“As a result, fewer sexual harassment complaints will be filed, and schools will be less well equipped to protect their students’ safety and rid their programs and activities of the pernicious effects of sex discrimination,” the suit alleges.

Victims' advocates say rules created under former President Barack Obama forced colleges to confront sexual abuse after sweeping the issue aside for years. But DeVos has said the guidelines turned campus disciplinary panels into “kangaroo courts" that were too quick to deal judgment against accused students.
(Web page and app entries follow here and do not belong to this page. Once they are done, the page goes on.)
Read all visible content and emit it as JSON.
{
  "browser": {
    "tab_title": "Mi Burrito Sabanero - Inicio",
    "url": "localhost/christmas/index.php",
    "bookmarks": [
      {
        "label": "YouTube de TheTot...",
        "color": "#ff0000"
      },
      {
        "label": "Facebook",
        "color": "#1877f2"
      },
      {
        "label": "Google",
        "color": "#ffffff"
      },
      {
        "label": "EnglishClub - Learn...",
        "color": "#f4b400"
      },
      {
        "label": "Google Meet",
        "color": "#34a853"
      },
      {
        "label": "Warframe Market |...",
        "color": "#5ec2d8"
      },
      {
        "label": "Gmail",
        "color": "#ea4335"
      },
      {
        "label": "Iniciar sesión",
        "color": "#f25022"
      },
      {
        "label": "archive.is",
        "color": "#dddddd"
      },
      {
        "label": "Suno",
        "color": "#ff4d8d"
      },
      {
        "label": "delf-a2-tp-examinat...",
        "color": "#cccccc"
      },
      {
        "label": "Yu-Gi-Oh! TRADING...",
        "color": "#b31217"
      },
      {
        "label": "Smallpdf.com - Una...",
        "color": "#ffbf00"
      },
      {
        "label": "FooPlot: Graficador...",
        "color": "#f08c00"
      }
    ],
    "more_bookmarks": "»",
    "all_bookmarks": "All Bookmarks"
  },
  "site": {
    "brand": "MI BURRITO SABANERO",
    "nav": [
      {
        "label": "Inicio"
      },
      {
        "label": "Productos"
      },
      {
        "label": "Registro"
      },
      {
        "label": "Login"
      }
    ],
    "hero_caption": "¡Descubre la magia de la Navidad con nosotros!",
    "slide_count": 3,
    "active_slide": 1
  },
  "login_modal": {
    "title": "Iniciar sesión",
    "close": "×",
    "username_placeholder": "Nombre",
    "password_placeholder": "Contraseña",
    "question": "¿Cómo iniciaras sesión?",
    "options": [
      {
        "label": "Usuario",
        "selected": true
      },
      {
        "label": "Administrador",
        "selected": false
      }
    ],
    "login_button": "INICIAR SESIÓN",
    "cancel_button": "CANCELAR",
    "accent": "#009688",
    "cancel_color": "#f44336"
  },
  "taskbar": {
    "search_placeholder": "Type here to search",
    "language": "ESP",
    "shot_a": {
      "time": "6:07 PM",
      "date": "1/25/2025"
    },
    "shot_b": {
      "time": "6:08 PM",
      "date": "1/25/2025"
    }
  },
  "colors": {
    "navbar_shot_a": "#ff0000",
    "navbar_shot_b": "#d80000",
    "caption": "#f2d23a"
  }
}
The Education Department finalized the new policy after reviewing more than 120,000 public comments. It softened some provisions from an earlier proposal, and for the first time clarified that dating violence and stalking must be addressed under Title IX.

But the lawsuit says the final rules also included new provisions “that are not a logical outgrowth of the proposed rule,” and it alleges that the Education Department failed to provide the public with data and analysis used to create the policy.

Schools and colleges have urged DeVos to reconsider the Aug. 14 deadline, which the lawsuit says will be impossible to meet as schools deal with fallout from the coronavirus and prepare for next fall.

It says schools across the nation “will be required to completely overhaul their systems for investigating and adjudicating complaints of sexual harassment in less than three months, in the midst of a global pandemic that has depleted school resources.”

The suit asks a federal judge to declare the policy unlawful, postpone its effective date during a judicial review and block the department from enforcing the rules.

In its statement, the Education Department countered that, even amid the pandemic, schools are still receiving Title IX complaints as students learn remotely.

“Civil rights are not on hold during this pandemic,” the department said. “To pretend otherwise is to let students down.”